According to the President: “We can’t deliberately deny people of their rights. We agreed that party primaries should be conducted either through direct, indirect or consensus methods, and if anyone feels unjustly treated in the process, such a person can go to court. The court should always be the last resort for the dissatisfied. For the party to outlaw the court process is not acceptable to me.”
While Buhari’s stance was hailed by many, others saw it as a ploy to pacify aggrieved party members who have already approached the courts and have threatened to leave the party for being treated unjustly.
This is considering that Buhari’s outburst came few days after the APC leadership set up reconciliation committee to tackle the fallout of the party’s primaries across the country.
If the unfolding political events in Ogun and Imo States are anything to go by, what it means is that neither Oshiomhole’s threat nor Buhari’s belated pacification forced aggrieved members to sheathe their swords.
On Thursday, Adekunle Akinlade, the man Governor Amosun wanted to be his successor, but was schemed out in the primaries, announced his defection to Allied Peoples Movement (APM) just few days to INEC’s deadline for substitution of candidates.
There is no doubt that Akinlade’s defection may have the backing of Amosun, who has not hide his anger for being stopped from anointing the APC governorship candidate in Ogun State.
Also in Imo State, Governor Okorocha, who suffered the same fate like Amosun has hinted of his preferred candidate and son-in-law, Uche Nwosu’s plan to defect to another party.
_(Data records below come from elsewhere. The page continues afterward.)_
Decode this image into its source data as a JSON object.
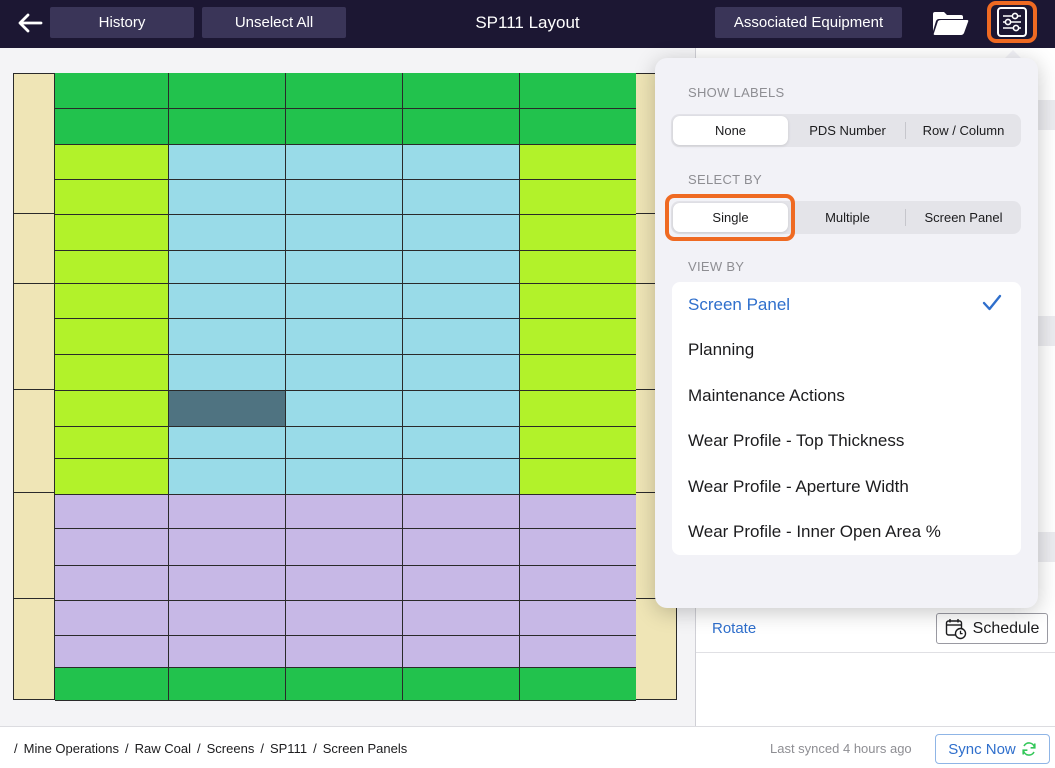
{
  "header": {
    "title": "SP111 Layout",
    "history_label": "History",
    "unselect_all_label": "Unselect All",
    "associated_equipment_label": "Associated Equipment",
    "icons": [
      "arrow-left-icon",
      "folder-icon",
      "settings-sliders-icon"
    ]
  },
  "layout_grid": {
    "colors": {
      "green": "#22c24d",
      "lime": "#b2f22a",
      "blue": "#99dbe8",
      "purple": "#c7b8e6",
      "selected": "#4f7381",
      "frame": "#efe5b6"
    },
    "rows": [
      [
        "green",
        "green",
        "green",
        "green",
        "green"
      ],
      [
        "green",
        "green",
        "green",
        "green",
        "green"
      ],
      [
        "lime",
        "blue",
        "blue",
        "blue",
        "lime"
      ],
      [
        "lime",
        "blue",
        "blue",
        "blue",
        "lime"
      ],
      [
        "lime",
        "blue",
        "blue",
        "blue",
        "lime"
      ],
      [
        "lime",
        "blue",
        "blue",
        "blue",
        "lime"
      ],
      [
        "lime",
        "blue",
        "blue",
        "blue",
        "lime"
      ],
      [
        "lime",
        "blue",
        "blue",
        "blue",
        "lime"
      ],
      [
        "lime",
        "blue",
        "blue",
        "blue",
        "lime"
      ],
      [
        "lime",
        "selected",
        "blue",
        "blue",
        "lime"
      ],
      [
        "lime",
        "blue",
        "blue",
        "blue",
        "lime"
      ],
      [
        "lime",
        "blue",
        "blue",
        "blue",
        "lime"
      ],
      [
        "purple",
        "purple",
        "purple",
        "purple",
        "purple"
      ],
      [
        "purple",
        "purple",
        "purple",
        "purple",
        "purple"
      ],
      [
        "purple",
        "purple",
        "purple",
        "purple",
        "purple"
      ],
      [
        "purple",
        "purple",
        "purple",
        "purple",
        "purple"
      ],
      [
        "purple",
        "purple",
        "purple",
        "purple",
        "purple"
      ],
      [
        "green",
        "green",
        "green",
        "green",
        "green"
      ]
    ]
  },
  "popover": {
    "show_labels": {
      "title": "SHOW LABELS",
      "options": [
        "None",
        "PDS Number",
        "Row / Column"
      ],
      "selected": "None"
    },
    "select_by": {
      "title": "SELECT BY",
      "options": [
        "Single",
        "Multiple",
        "Screen Panel"
      ],
      "selected": "Single"
    },
    "view_by": {
      "title": "VIEW BY",
      "options": [
        "Screen Panel",
        "Planning",
        "Maintenance Actions",
        "Wear Profile - Top Thickness",
        "Wear Profile - Aperture Width",
        "Wear Profile - Inner Open Area %"
      ],
      "selected": "Screen Panel"
    },
    "highlight_color": "#ef6a22"
  },
  "right_panel": {
    "rotate_label": "Rotate",
    "schedule_label": "Schedule"
  },
  "footer": {
    "breadcrumb": [
      "/",
      "Mine Operations",
      "/",
      "Raw Coal",
      "/",
      "Screens",
      "/",
      "SP111",
      "/",
      "Screen Panels"
    ],
    "sync_status": "Last synced 4 hours ago",
    "sync_button_label": "Sync Now"
  },
  "accent_color": "#2f6fcc"
}
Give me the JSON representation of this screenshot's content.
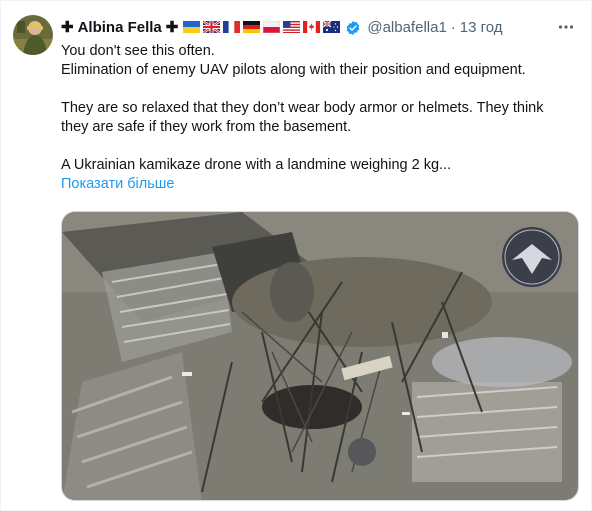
{
  "tweet": {
    "author_name": "Albina Fella",
    "cross_symbol": "✚",
    "flags": [
      "ukraine-flag",
      "uk-flag",
      "france-flag",
      "germany-flag",
      "poland-flag",
      "usa-flag",
      "canada-flag",
      "australia-flag"
    ],
    "handle": "@albafella1",
    "separator": "·",
    "time": "13 год",
    "lines": [
      "You don't see this often.",
      "Elimination of enemy UAV pilots along with their position and equipment.",
      "They are so relaxed that they don’t wear body armor or helmets. They think",
      "they are safe if they work from the basement.",
      "A Ukrainian kamikaze drone with a landmine weighing 2 kg..."
    ],
    "show_more": "Показати більше",
    "media_icon": "drone-unit-emblem",
    "verified_icon": "verified-badge-icon"
  },
  "colors": {
    "text": "#0f1419",
    "secondary": "#536471",
    "link": "#1d9bf0",
    "verified": "#1d9bf0"
  }
}
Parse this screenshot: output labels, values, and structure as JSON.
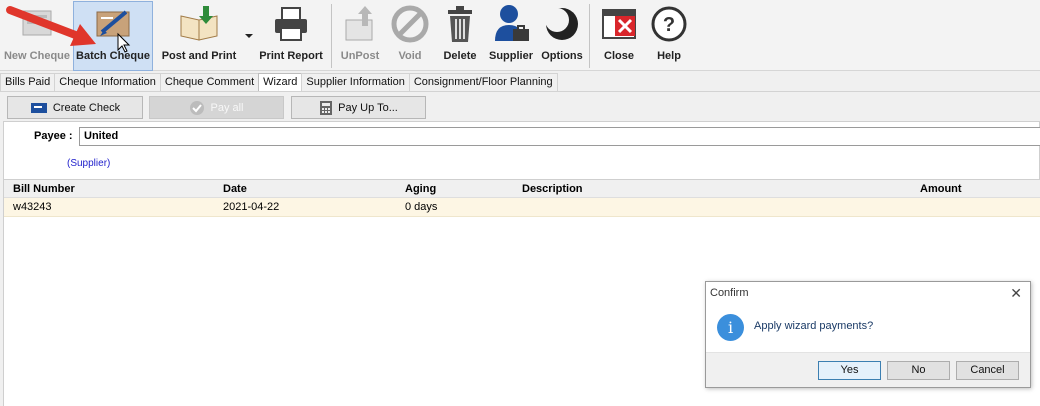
{
  "toolbar": {
    "new_cheque": "New Cheque",
    "batch_cheque": "Batch Cheque",
    "post_and_print": "Post and Print",
    "print_report": "Print Report",
    "unpost": "UnPost",
    "void": "Void",
    "delete": "Delete",
    "supplier": "Supplier",
    "options": "Options",
    "close": "Close",
    "help": "Help"
  },
  "tabs": [
    "Bills Paid",
    "Cheque Information",
    "Cheque Comment",
    "Wizard",
    "Supplier Information",
    "Consignment/Floor Planning"
  ],
  "active_tab": "Wizard",
  "actions": {
    "create_check": "Create Check",
    "pay_all": "Pay all",
    "pay_up_to": "Pay Up To..."
  },
  "payee": {
    "label": "Payee :",
    "value": "United",
    "type": "(Supplier)"
  },
  "grid": {
    "columns": [
      "Bill Number",
      "Date",
      "Aging",
      "Description",
      "Amount"
    ],
    "rows": [
      {
        "bill_number": "w43243",
        "date": "2021-04-22",
        "aging": "0 days",
        "description": "",
        "amount": ""
      }
    ]
  },
  "dialog": {
    "title": "Confirm",
    "message": "Apply wizard payments?",
    "yes": "Yes",
    "no": "No",
    "cancel": "Cancel"
  },
  "colors": {
    "accent_blue": "#3b8fdc",
    "row_highlight": "#fdf6e4",
    "annotation_red": "#e0362b"
  },
  "icons": [
    "new-cheque-icon",
    "batch-cheque-icon",
    "post-and-print-icon",
    "printer-icon",
    "unpost-icon",
    "void-icon",
    "trash-icon",
    "supplier-icon",
    "options-icon",
    "close-icon",
    "help-icon",
    "check-icon",
    "pay-all-icon",
    "calculator-icon",
    "info-icon"
  ]
}
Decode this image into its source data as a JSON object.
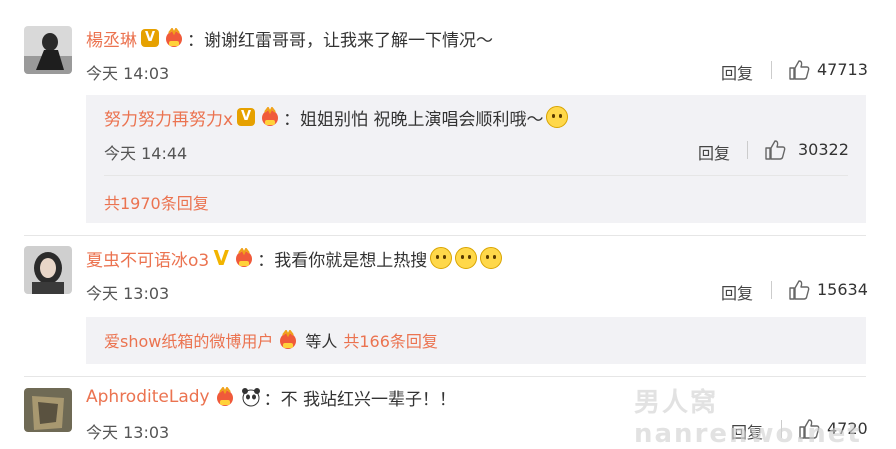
{
  "comments": [
    {
      "user": "楊丞琳",
      "badge": "V",
      "text": "：谢谢红雷哥哥，让我来了解一下情况～",
      "time": "今天 14:03",
      "reply_label": "回复",
      "likes": "47713",
      "sub_reply": {
        "user": "努力努力再努力x",
        "badge": "V",
        "text": "：姐姐别怕 祝晚上演唱会顺利哦～",
        "time": "今天 14:44",
        "reply_label": "回复",
        "likes": "30322"
      },
      "more_replies": "共1970条回复"
    },
    {
      "user": "夏虫不可语冰o3",
      "badge": "V",
      "text": "：我看你就是想上热搜",
      "time": "今天 13:03",
      "reply_label": "回复",
      "likes": "15634",
      "sub_summary": {
        "user": "爱show纸箱的微博用户",
        "middle": "等人",
        "count": "共166条回复"
      }
    },
    {
      "user": "AphroditeLady",
      "text": "：不  我站红兴一辈子！！",
      "time": "今天 13:03",
      "reply_label": "回复",
      "likes": "4720"
    }
  ],
  "watermark": "男人窝 nanrenwo.net",
  "colors": {
    "username": "#eb7350",
    "sub_bg": "#f2f2f5",
    "vip_gold": "#e6a100"
  },
  "icons": [
    "thumbs-up-icon",
    "fan-badge-icon",
    "verified-badge-icon",
    "emoji-icon",
    "panda-icon"
  ]
}
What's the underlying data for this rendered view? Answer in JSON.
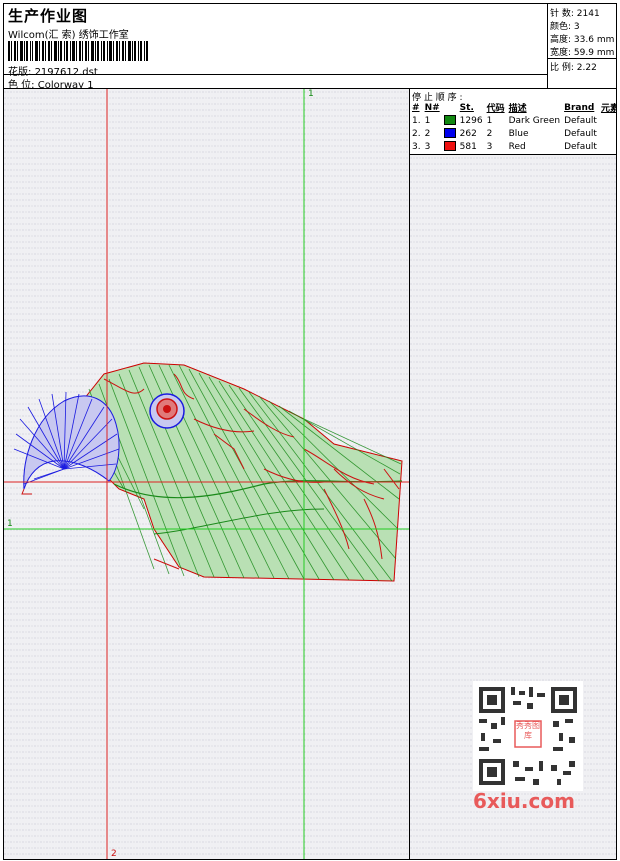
{
  "header": {
    "title": "生产作业图",
    "studio": "Wilcom(汇 索) 绣饰工作室",
    "design_label": "花版:",
    "design_value": "2197612.dst",
    "colorway_label": "色 位:",
    "colorway_value": "Colorway 1"
  },
  "stats": [
    {
      "label": "针 数:",
      "value": "2141"
    },
    {
      "label": "颜色:",
      "value": "3"
    },
    {
      "label": "高度:",
      "value": "33.6 mm"
    },
    {
      "label": "宽度:",
      "value": "59.9 mm"
    },
    {
      "label": "比 例:",
      "value": "2.22"
    }
  ],
  "stop_sequence": {
    "title": "停 止 顺 序 :",
    "columns": [
      "#",
      "N#",
      "St.",
      "代码",
      "描述",
      "Brand",
      "元素"
    ],
    "rows": [
      {
        "index": "1.",
        "n": "1",
        "color": "#118811",
        "stitches": "1296",
        "code": "1",
        "description": "Dark Green",
        "brand": "Default"
      },
      {
        "index": "2.",
        "n": "2",
        "color": "#0000ee",
        "stitches": "262",
        "code": "2",
        "description": "Blue",
        "brand": "Default"
      },
      {
        "index": "3.",
        "n": "3",
        "color": "#ee1111",
        "stitches": "581",
        "code": "3",
        "description": "Red",
        "brand": "Default"
      }
    ]
  },
  "guides": {
    "green_h_label": "1",
    "green_v_label": "1",
    "red_v_label": "2"
  },
  "watermark": {
    "site": "6xiu.com",
    "badge_text": "秀秀图库"
  }
}
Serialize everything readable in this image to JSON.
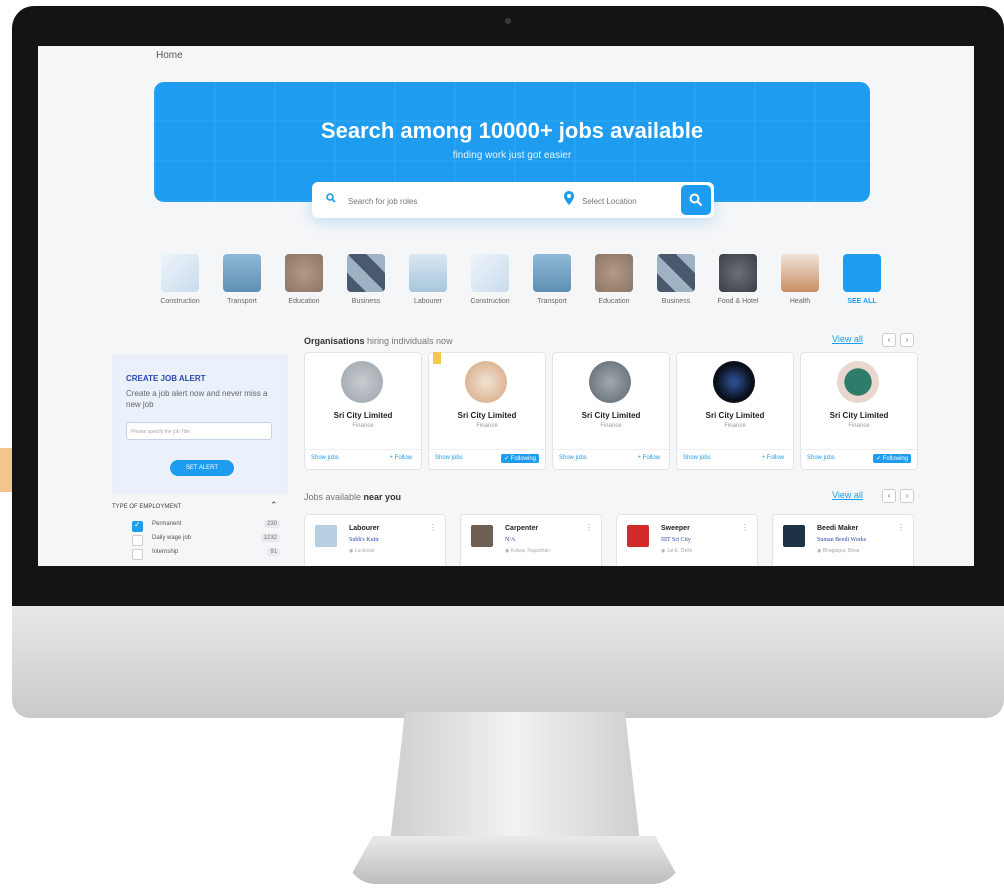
{
  "breadcrumb": "Home",
  "hero": {
    "title": "Search among 10000+ jobs available",
    "subtitle": "finding work just got easier",
    "search_placeholder": "Search for job roles",
    "location_placeholder": "Select Location"
  },
  "categories": [
    {
      "label": "Construction",
      "icon": "construction-icon",
      "color": "#c9dced"
    },
    {
      "label": "Transport",
      "icon": "transport-icon",
      "color": "#5f8fb3"
    },
    {
      "label": "Education",
      "icon": "education-icon",
      "color": "#8a7565"
    },
    {
      "label": "Business",
      "icon": "business-icon",
      "color": "#4a5a6e"
    },
    {
      "label": "Labourer",
      "icon": "labourer-icon",
      "color": "#a8c6dc"
    },
    {
      "label": "Construction",
      "icon": "construction-icon",
      "color": "#c9dced"
    },
    {
      "label": "Transport",
      "icon": "transport-icon",
      "color": "#5f8fb3"
    },
    {
      "label": "Education",
      "icon": "education-icon",
      "color": "#8a7565"
    },
    {
      "label": "Business",
      "icon": "business-icon",
      "color": "#4a5a6e"
    },
    {
      "label": "Food & Hotel",
      "icon": "food-hotel-icon",
      "color": "#3a3f46"
    },
    {
      "label": "Health",
      "icon": "health-icon",
      "color": "#c98f66"
    },
    {
      "label": "SEE ALL",
      "icon": "see-all-icon",
      "color": "#1e9cf0"
    }
  ],
  "orgs": {
    "title_bold": "Organisations",
    "title_rest": " hiring individuals now",
    "view_all": "View all",
    "items": [
      {
        "name": "Sri City Limited",
        "category": "Finance",
        "show_jobs": "Show jobs",
        "follow": "+ Follow",
        "following": false,
        "logo_color": "#9aa2aa"
      },
      {
        "name": "Sri City Limited",
        "category": "Finance",
        "show_jobs": "Show jobs",
        "follow": "✓ Following",
        "following": true,
        "logo_color": "#d6a37a"
      },
      {
        "name": "Sri City Limited",
        "category": "Finance",
        "show_jobs": "Show jobs",
        "follow": "+ Follow",
        "following": false,
        "logo_color": "#5b646c"
      },
      {
        "name": "Sri City Limited",
        "category": "Finance",
        "show_jobs": "Show jobs",
        "follow": "+ Follow",
        "following": false,
        "logo_color": "#0b0f1a"
      },
      {
        "name": "Sri City Limited",
        "category": "Finance",
        "show_jobs": "Show jobs",
        "follow": "✓ Following",
        "following": true,
        "logo_color": "#2e7d6a"
      }
    ]
  },
  "alert": {
    "title": "CREATE JOB ALERT",
    "text": "Create a job alert now and never miss a new job",
    "input_placeholder": "Please specify the job Title",
    "button": "SET ALERT"
  },
  "filter": {
    "title": "TYPE OF EMPLOYMENT",
    "options": [
      {
        "label": "Permanent",
        "count": "230",
        "checked": true
      },
      {
        "label": "Daily wage job",
        "count": "1232",
        "checked": false
      },
      {
        "label": "Internship",
        "count": "91",
        "checked": false
      }
    ]
  },
  "jobs": {
    "title_rest": "Jobs available ",
    "title_bold": "near you",
    "view_all": "View all",
    "items": [
      {
        "title": "Labourer",
        "company": "Subh's Kutir",
        "location": "◉ Lucknow",
        "img_color": "#b7cfe0"
      },
      {
        "title": "Carpenter",
        "company": "N/A",
        "location": "◉ Kotwa, Rajasthan",
        "img_color": "#6d5f52"
      },
      {
        "title": "Sweeper",
        "company": "IIIT Sri City",
        "location": "◉ Jai-E, Delhi",
        "img_color": "#d22a2a"
      },
      {
        "title": "Beedi Maker",
        "company": "Suman Beedi Works",
        "location": "◉ Bhagalpur, Bihar",
        "img_color": "#1d3246"
      }
    ]
  }
}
With this, it is clear that APC still has a big task of reconciling members, before 2019 general elections.